Leaderboards and Tournanaments Tutorial - Game Walkthrough
Our sample game implements three screens (Android Activities):
Splash Screen: set the player name and launch the game.
Question/answer screen: presents a question and four possible answers. This screen loops until the player answers three questions.
Leaderboard: displays a list of players sorted by high score.
The Tournament Integration document describes the general workflow of how to integrate Leaderboards and Tournanaments into a game. We will implement a subset of this workflow.
When the splash screen is loaded, we check to see if a player name has been saved from a previous session (all persistent game state will use Android's SharePrefs facility.) If the player name is available, we check to see if the player has been registered. We do this by saving the token that the API sends in response to Register Player. No token means that we need to register the player.

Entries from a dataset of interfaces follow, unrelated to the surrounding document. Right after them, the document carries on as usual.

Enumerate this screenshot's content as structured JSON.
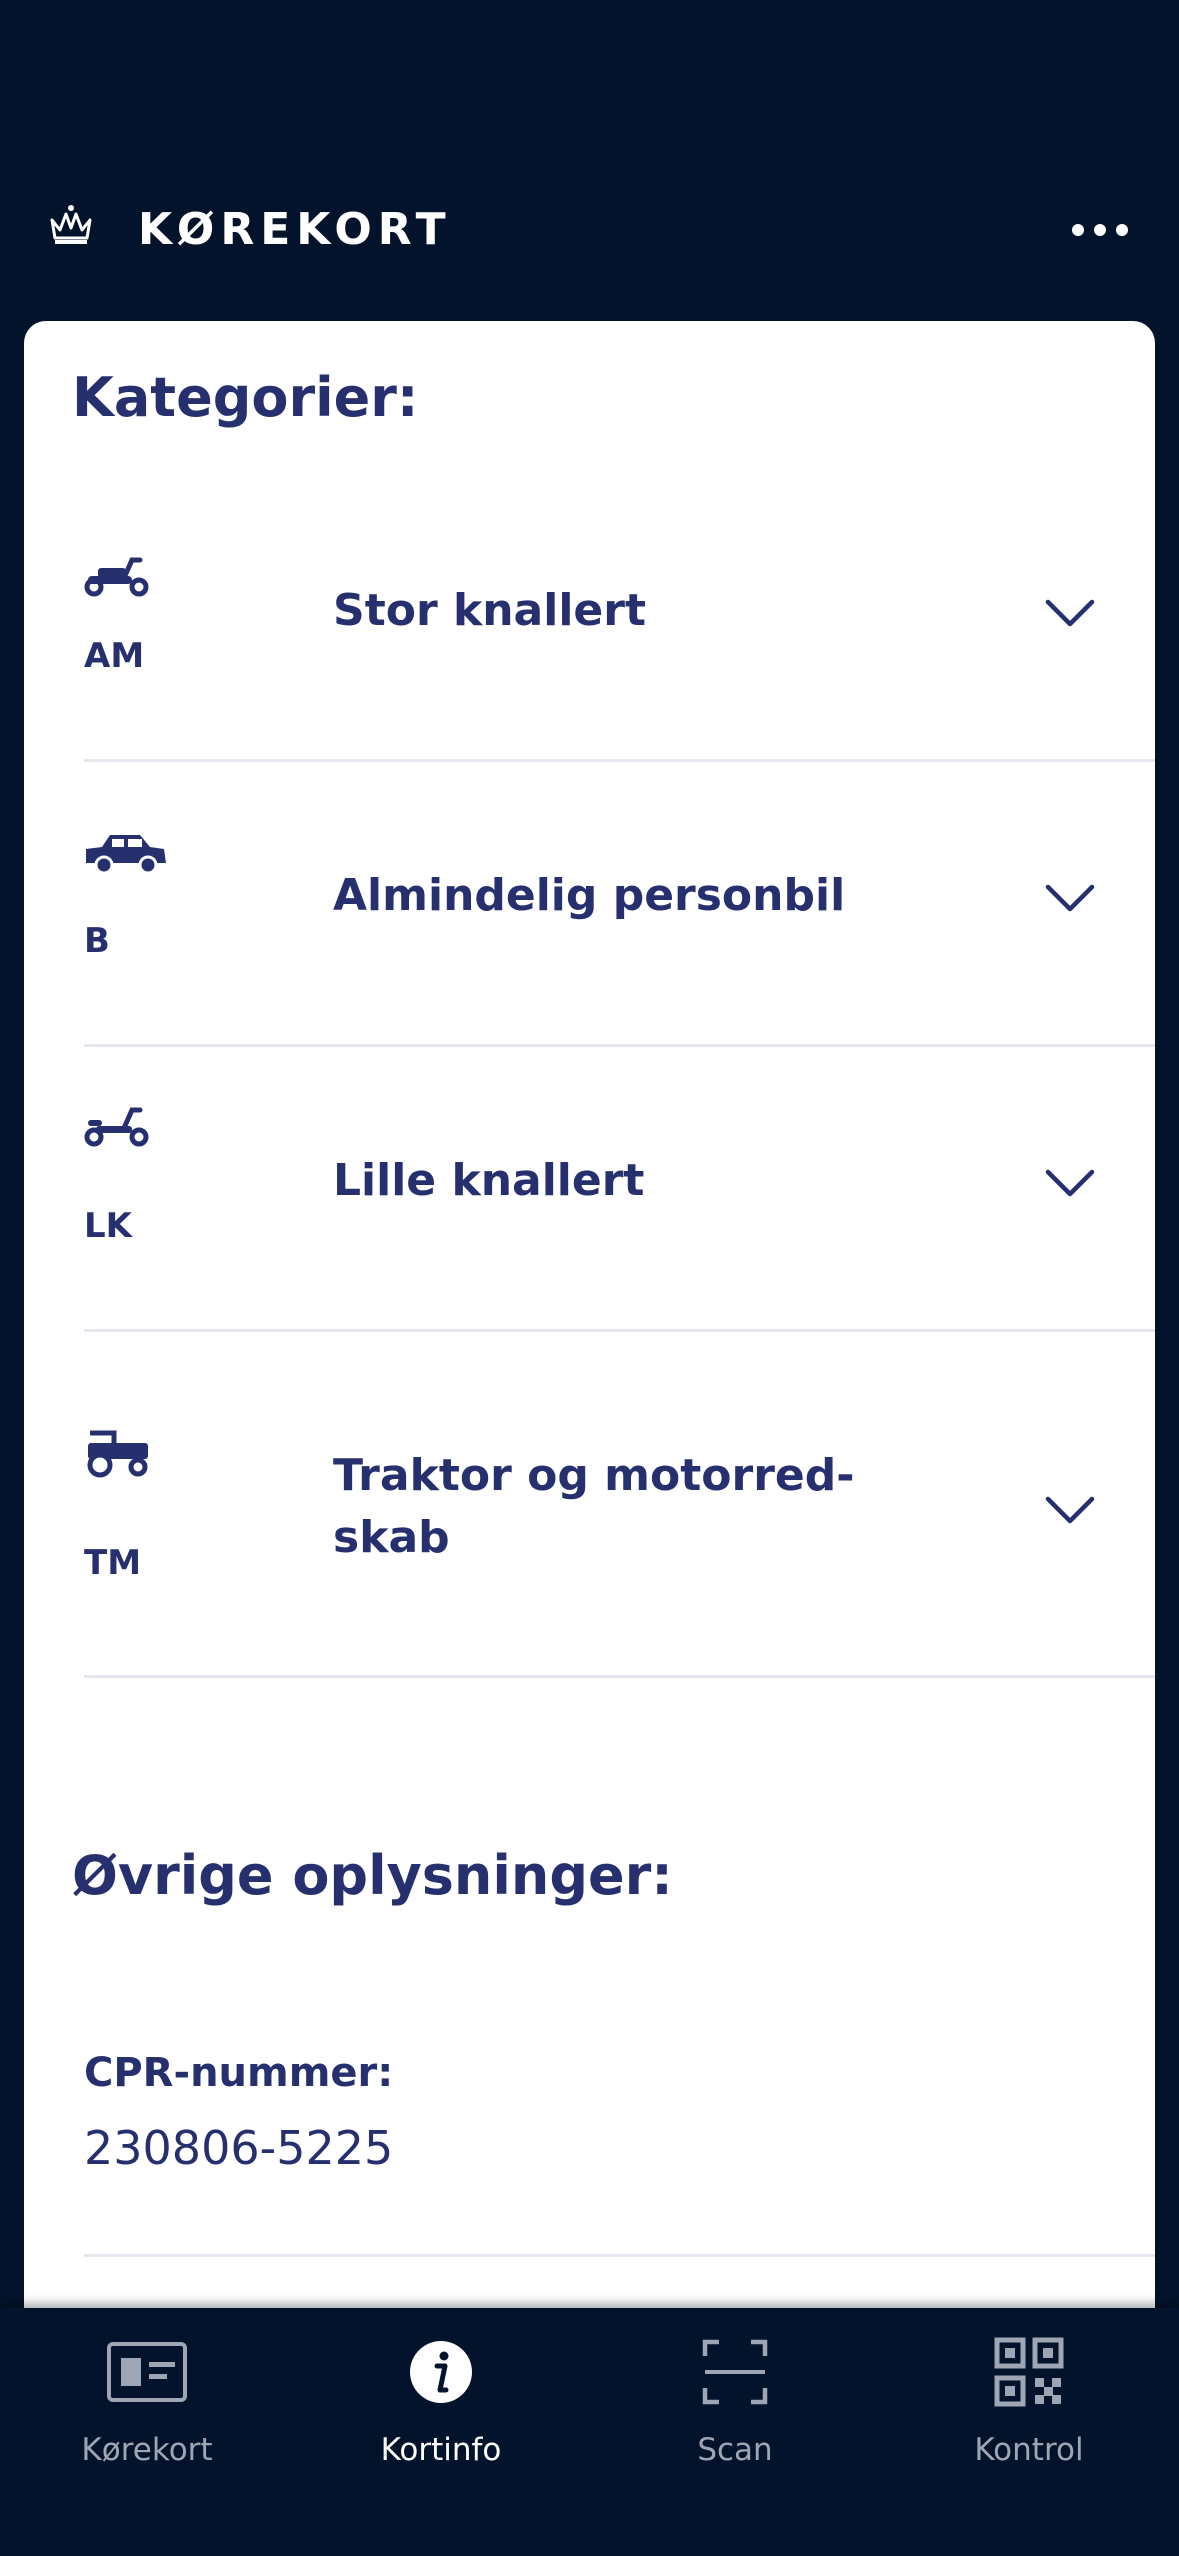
{
  "header": {
    "title": "KØREKORT",
    "crown_icon": "crown-icon",
    "more_icon": "more-horizontal-icon"
  },
  "categories_section": {
    "title": "Kategorier:",
    "items": [
      {
        "code": "AM",
        "label": "Stor knallert",
        "icon": "moped-icon"
      },
      {
        "code": "B",
        "label": "Almindelig personbil",
        "icon": "car-icon"
      },
      {
        "code": "LK",
        "label": "Lille knallert",
        "icon": "small-moped-icon"
      },
      {
        "code": "TM",
        "label": "Traktor og motorred-\nskab",
        "label_line1": "Traktor og motorred-",
        "label_line2": "skab",
        "icon": "tractor-icon"
      }
    ]
  },
  "other_section": {
    "title": "Øvrige oplysninger:",
    "cpr_label": "CPR-nummer:",
    "cpr_value": "230806-5225"
  },
  "bottom_nav": {
    "items": [
      {
        "label": "Kørekort",
        "icon": "license-card-icon",
        "active": false
      },
      {
        "label": "Kortinfo",
        "icon": "info-icon",
        "active": true
      },
      {
        "label": "Scan",
        "icon": "scan-icon",
        "active": false
      },
      {
        "label": "Kontrol",
        "icon": "qr-code-icon",
        "active": false
      }
    ]
  },
  "colors": {
    "background": "#02132b",
    "card": "#ffffff",
    "accent": "#27306f",
    "divider": "#e6e7ee",
    "nav_inactive": "#9ea6b3"
  }
}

Next, we use the player token to authenticate. If this is not the first time the player has played, we may already have a valid session id. If not, we call Authenticate Player to get a new session. Sessions expire periodically, so a real game would need to do a little more work to verify the validity of the session. Once we have a valid session, we enable the button to allow the player to begin a game.
Enter Tournament or Match
The player must enter the competition before the player can submit a score. To enter the first time, we call Enter Tournament. For subsequent attempts, we call Enter Match. To keep the tutorial as simple as possible, we hardcoded our tournament into the game. However, in a real game, the player can view the list of tournaments that they can enter. Depending on game style, it may make sense to enter a competition at other times during game play, but the simplest approach is to enter the tournament before playing.
Submit a Score
After a game session is complete and a final score can be calculated, we can submit that score to Leaderboards and Tournanaments.
Get a Leaderboard
Finally, once the score is submitted, we can request a leaderboard for the competition. This will return a list of players and their scores, ordered by score. We display this list on the leaderboard screen of our game.
APIs Not Covered in this Tutorial
This tutorial does not cover the topic of prizes. Because we are simply using an open-ended tournament to get a leaderboard, we will not award prizes.
To award prizes in your game, you must create the prizes and associate them with a tournament. The prizes are then awarded when the tournament concludes. There is nothing particularly complex about prizes and implementation is a natural progression to what this tutorial provides.
We will start with game source code without any Leaderboards and Tournanaments integration, which can be found here. We will begin the integration by adding tasks to register and authenticate the player.